▸ DATA SUPPLIED
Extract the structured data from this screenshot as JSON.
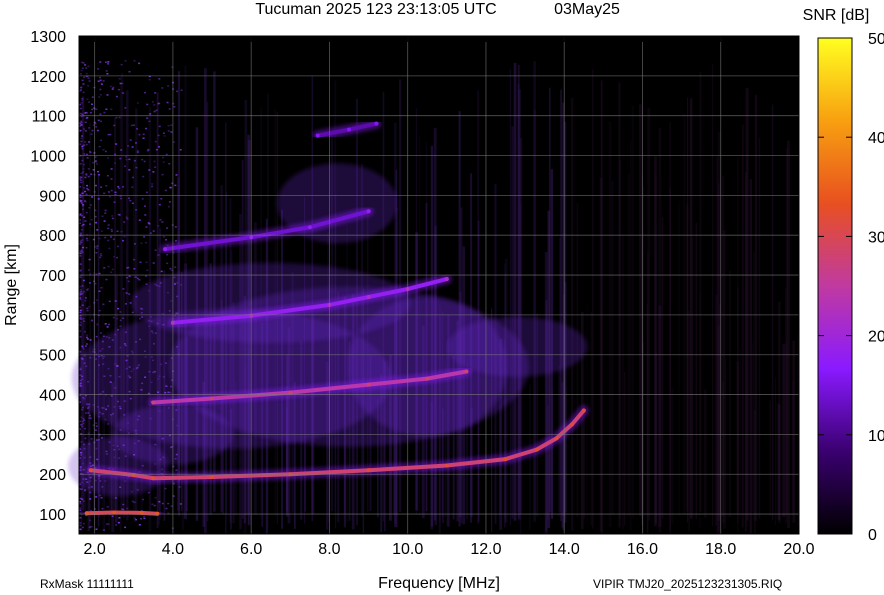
{
  "header": {
    "title": "Tucuman 2025 123 23:13:05 UTC",
    "date": "03May25"
  },
  "footer": {
    "left": "RxMask 11111111",
    "right": "VIPIR  TMJ20_2025123231305.RIQ"
  },
  "colorbar": {
    "label": "SNR [dB]",
    "ticks": [
      "50",
      "40",
      "30",
      "20",
      "10",
      "0"
    ],
    "range": [
      0,
      50
    ],
    "colors": [
      "#000000",
      "#3a0070",
      "#8a1aff",
      "#c03aa0",
      "#e85020",
      "#f8a010",
      "#ffff20"
    ]
  },
  "chart_data": {
    "type": "heatmap",
    "xlabel": "Frequency [MHz]",
    "ylabel": "Range [km]",
    "xlim": [
      1.6,
      20.0
    ],
    "ylim": [
      50,
      1300
    ],
    "x_ticks": [
      "2.0",
      "4.0",
      "6.0",
      "8.0",
      "10.0",
      "12.0",
      "14.0",
      "16.0",
      "18.0",
      "20.0"
    ],
    "y_ticks": [
      "100",
      "200",
      "300",
      "400",
      "500",
      "600",
      "700",
      "800",
      "900",
      "1000",
      "1100",
      "1200",
      "1300"
    ],
    "grid": true,
    "background_color": "#000000",
    "traces": [
      {
        "points": [
          [
            1.8,
            102
          ],
          [
            2.5,
            104
          ],
          [
            3.2,
            103
          ],
          [
            3.6,
            101
          ]
        ],
        "snr": 30
      },
      {
        "points": [
          [
            1.9,
            210
          ],
          [
            3.0,
            198
          ],
          [
            3.5,
            190
          ],
          [
            5.0,
            193
          ],
          [
            7.0,
            200
          ],
          [
            9.0,
            210
          ],
          [
            11.0,
            222
          ],
          [
            12.5,
            238
          ],
          [
            13.3,
            262
          ],
          [
            13.8,
            290
          ],
          [
            14.2,
            325
          ],
          [
            14.5,
            360
          ]
        ],
        "snr": 28
      },
      {
        "points": [
          [
            3.5,
            380
          ],
          [
            5.0,
            390
          ],
          [
            7.0,
            405
          ],
          [
            9.0,
            425
          ],
          [
            10.5,
            440
          ],
          [
            11.5,
            458
          ]
        ],
        "snr": 24
      },
      {
        "points": [
          [
            4.0,
            580
          ],
          [
            6.0,
            598
          ],
          [
            8.0,
            625
          ],
          [
            9.0,
            645
          ],
          [
            10.0,
            665
          ],
          [
            11.0,
            690
          ]
        ],
        "snr": 18
      },
      {
        "points": [
          [
            3.8,
            765
          ],
          [
            6.0,
            795
          ],
          [
            7.5,
            820
          ],
          [
            9.0,
            860
          ]
        ],
        "snr": 14
      },
      {
        "points": [
          [
            7.7,
            1050
          ],
          [
            8.5,
            1065
          ],
          [
            9.2,
            1080
          ]
        ],
        "snr": 12
      }
    ]
  }
}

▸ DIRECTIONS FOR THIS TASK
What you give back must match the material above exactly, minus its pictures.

▸ OUTPUT FOR THIS EXERCISE
Extract the structured data from this screenshot as JSON.
{
  "header": {
    "title": "Tucuman 2025 123 23:13:05 UTC",
    "date": "03May25"
  },
  "footer": {
    "left": "RxMask 11111111",
    "right": "VIPIR  TMJ20_2025123231305.RIQ"
  },
  "colorbar": {
    "label": "SNR [dB]",
    "ticks": [
      "50",
      "40",
      "30",
      "20",
      "10",
      "0"
    ],
    "range": [
      0,
      50
    ],
    "colors": [
      "#000000",
      "#3a0070",
      "#8a1aff",
      "#c03aa0",
      "#e85020",
      "#f8a010",
      "#ffff20"
    ]
  },
  "chart_data": {
    "type": "heatmap",
    "xlabel": "Frequency [MHz]",
    "ylabel": "Range [km]",
    "xlim": [
      1.6,
      20.0
    ],
    "ylim": [
      50,
      1300
    ],
    "x_ticks": [
      "2.0",
      "4.0",
      "6.0",
      "8.0",
      "10.0",
      "12.0",
      "14.0",
      "16.0",
      "18.0",
      "20.0"
    ],
    "y_ticks": [
      "100",
      "200",
      "300",
      "400",
      "500",
      "600",
      "700",
      "800",
      "900",
      "1000",
      "1100",
      "1200",
      "1300"
    ],
    "grid": true,
    "background_color": "#000000",
    "traces": [
      {
        "points": [
          [
            1.8,
            102
          ],
          [
            2.5,
            104
          ],
          [
            3.2,
            103
          ],
          [
            3.6,
            101
          ]
        ],
        "snr": 30
      },
      {
        "points": [
          [
            1.9,
            210
          ],
          [
            3.0,
            198
          ],
          [
            3.5,
            190
          ],
          [
            5.0,
            193
          ],
          [
            7.0,
            200
          ],
          [
            9.0,
            210
          ],
          [
            11.0,
            222
          ],
          [
            12.5,
            238
          ],
          [
            13.3,
            262
          ],
          [
            13.8,
            290
          ],
          [
            14.2,
            325
          ],
          [
            14.5,
            360
          ]
        ],
        "snr": 28
      },
      {
        "points": [
          [
            3.5,
            380
          ],
          [
            5.0,
            390
          ],
          [
            7.0,
            405
          ],
          [
            9.0,
            425
          ],
          [
            10.5,
            440
          ],
          [
            11.5,
            458
          ]
        ],
        "snr": 24
      },
      {
        "points": [
          [
            4.0,
            580
          ],
          [
            6.0,
            598
          ],
          [
            8.0,
            625
          ],
          [
            9.0,
            645
          ],
          [
            10.0,
            665
          ],
          [
            11.0,
            690
          ]
        ],
        "snr": 18
      },
      {
        "points": [
          [
            3.8,
            765
          ],
          [
            6.0,
            795
          ],
          [
            7.5,
            820
          ],
          [
            9.0,
            860
          ]
        ],
        "snr": 14
      },
      {
        "points": [
          [
            7.7,
            1050
          ],
          [
            8.5,
            1065
          ],
          [
            9.2,
            1080
          ]
        ],
        "snr": 12
      }
    ]
  }
}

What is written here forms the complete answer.